It’s no secret that the New York Yankees have been in search of rotation upgrades this offseason. The team made a serious run at landing Yoshinobu Yamamoto before the Japanese ace landed with the Dodgers and was linked to just about every arm on the market — Blake Snell, Jordan Montgomery, Dylan Cease and more — before signing Marcus Stroman to a deal last month.

But Brian Cashman refuses to let New York’s need for pitching compromise his sense of what is and is not good value. The Yankees bailed on Snell after hearing the lefty’s lofty contract demands, and a recent report suggests that Cashman was also unwilling to go the extra mile for another big fish: former Brewers right-hander Corbin Burnes, acquired by the Orioles in a blockbuster deal earlier this month. According to USA Today’s Bob Nightengale, the Yankees were also in the bidding for Burnes, but talks stalled after Cashman refused to include the team’s top prospect, outfielder Spencer Jones.
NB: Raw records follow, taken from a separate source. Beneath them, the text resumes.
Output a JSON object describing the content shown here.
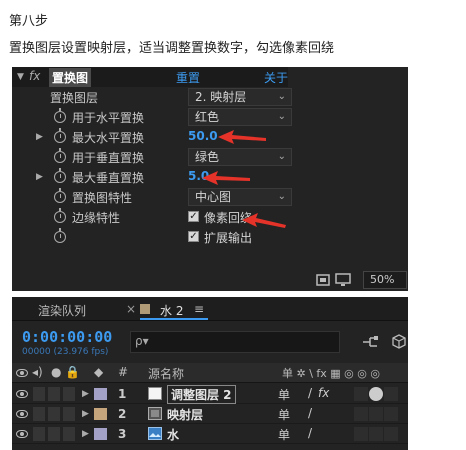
{
  "article": {
    "step_title": "第八步",
    "instruction": "置换图层设置映射层，适当调整置换数字，勾选像素回绕"
  },
  "effect_controls": {
    "effect": {
      "name": "置换图",
      "reset_label": "重置",
      "about_label": "关于"
    },
    "properties": [
      {
        "id": "map_layer",
        "label": "置换图层",
        "control": "dropdown",
        "value": "2. 映射层"
      },
      {
        "id": "use_horizontal",
        "label": "用于水平置换",
        "control": "dropdown",
        "value": "红色"
      },
      {
        "id": "max_horizontal",
        "label": "最大水平置换",
        "control": "number",
        "value": "50.0"
      },
      {
        "id": "use_vertical",
        "label": "用于垂直置换",
        "control": "dropdown",
        "value": "绿色"
      },
      {
        "id": "max_vertical",
        "label": "最大垂直置换",
        "control": "number",
        "value": "5.0"
      },
      {
        "id": "map_behavior",
        "label": "置换图特性",
        "control": "dropdown",
        "value": "中心图"
      },
      {
        "id": "edge_behavior",
        "label": "边缘特性",
        "control": "checkbox",
        "value": "像素回绕",
        "checked": true
      },
      {
        "id": "expand_output",
        "label": "",
        "control": "checkbox",
        "value": "扩展输出",
        "checked": true
      }
    ],
    "zoom": "50%"
  },
  "timeline": {
    "tabs": {
      "render_queue": "渲染队列",
      "comp_close": "×",
      "comp_name": "水 2",
      "menu": "≡"
    },
    "timecode": "0:00:00:00",
    "fps_label": "00000 (23.976 fps)",
    "search_glyph": "ρ▾",
    "columns": {
      "number": "#",
      "source_name": "源名称",
      "switches": "单 ✲ \\ fx ▦ ◎ ◎ ◎"
    },
    "layers": [
      {
        "number": "1",
        "name": "调整图层 2",
        "label_color": "#a3a2c6",
        "type": "adjustment"
      },
      {
        "number": "2",
        "name": "映射层",
        "label_color": "#c4a57c",
        "type": "precomp"
      },
      {
        "number": "3",
        "name": "水",
        "label_color": "#a3a2c6",
        "type": "footage"
      }
    ]
  },
  "colors": {
    "panel_bg": "#232323",
    "accent_blue": "#3c9bf0",
    "annotation_red": "#e5332a"
  }
}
The Yankees’ first-round pick out of Vanderbilt back in 2022, Jones’ 6-foot-6, 235-pound frame and ability to absolutely murder a baseball makes it easy for fans to dream on the second coming of Aaron Judge. Jones slashed .267/.336/.444 with 16 homers and 43 steals in 117 games across High-A and Double-A last season, and he should be able to stick in center fielder in the Majors. Combine that with the obvious offensive upside, and you can see why Cashman values him so highly. (Nightengale also added that Jones’ inclusion was also a sticking point in negotiations regarding Cease earlier this winter.)

Whether it makes sense to hold on to the outfielder so tightly, however, is another matter. It’s hard to overstate how desperate the Yankees are to contend in 2024, with Juan Soto around for just one year and Gerrit Cole and Aaron Judge not getting any younger. And New York still very much needs pitching after how badly Carlos Rodon and Nestor Cortes struggled with injuries and ineffectiveness last season. Plus, we’ve seen the ways in which Cashman’s reticence to part with young talent can backfire; just go back a couple of years, when his refusal to include Anthony Volpe resulted in Luis Castillo heading to Seattle instead. Cashman pivoted to A’s righty Frankie Montas, a deal that blew up spectacularly and immediately.
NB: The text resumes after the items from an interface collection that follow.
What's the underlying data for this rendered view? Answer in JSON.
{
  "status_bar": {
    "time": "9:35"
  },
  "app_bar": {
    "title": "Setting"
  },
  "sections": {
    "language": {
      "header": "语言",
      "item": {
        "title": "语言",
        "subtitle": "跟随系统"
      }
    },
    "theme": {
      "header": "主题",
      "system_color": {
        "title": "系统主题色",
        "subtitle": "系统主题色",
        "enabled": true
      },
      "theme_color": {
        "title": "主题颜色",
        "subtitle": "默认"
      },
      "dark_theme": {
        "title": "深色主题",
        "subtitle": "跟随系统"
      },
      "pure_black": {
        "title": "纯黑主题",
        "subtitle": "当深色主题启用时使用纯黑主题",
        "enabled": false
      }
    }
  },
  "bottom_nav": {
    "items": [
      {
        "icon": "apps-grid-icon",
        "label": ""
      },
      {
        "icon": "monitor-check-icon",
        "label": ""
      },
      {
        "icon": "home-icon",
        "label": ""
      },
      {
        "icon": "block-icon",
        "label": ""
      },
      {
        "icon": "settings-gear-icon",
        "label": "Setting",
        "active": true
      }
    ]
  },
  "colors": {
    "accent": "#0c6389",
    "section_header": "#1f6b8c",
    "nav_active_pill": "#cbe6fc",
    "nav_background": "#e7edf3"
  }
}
Maybe Jones will blossom into a young star that helps ease the burden on Judge as he ages into his 30s. Maybe Burnes starts to wobble a bit as he ages, as we’ve seen with pitchers over the years. But if the O’s take off with their new ace, and the Yankees stumble again, it’ll be easy to go back and question whether Cashman should’ve been a bit more aggressive in adding to his roster ahead of a must-win season.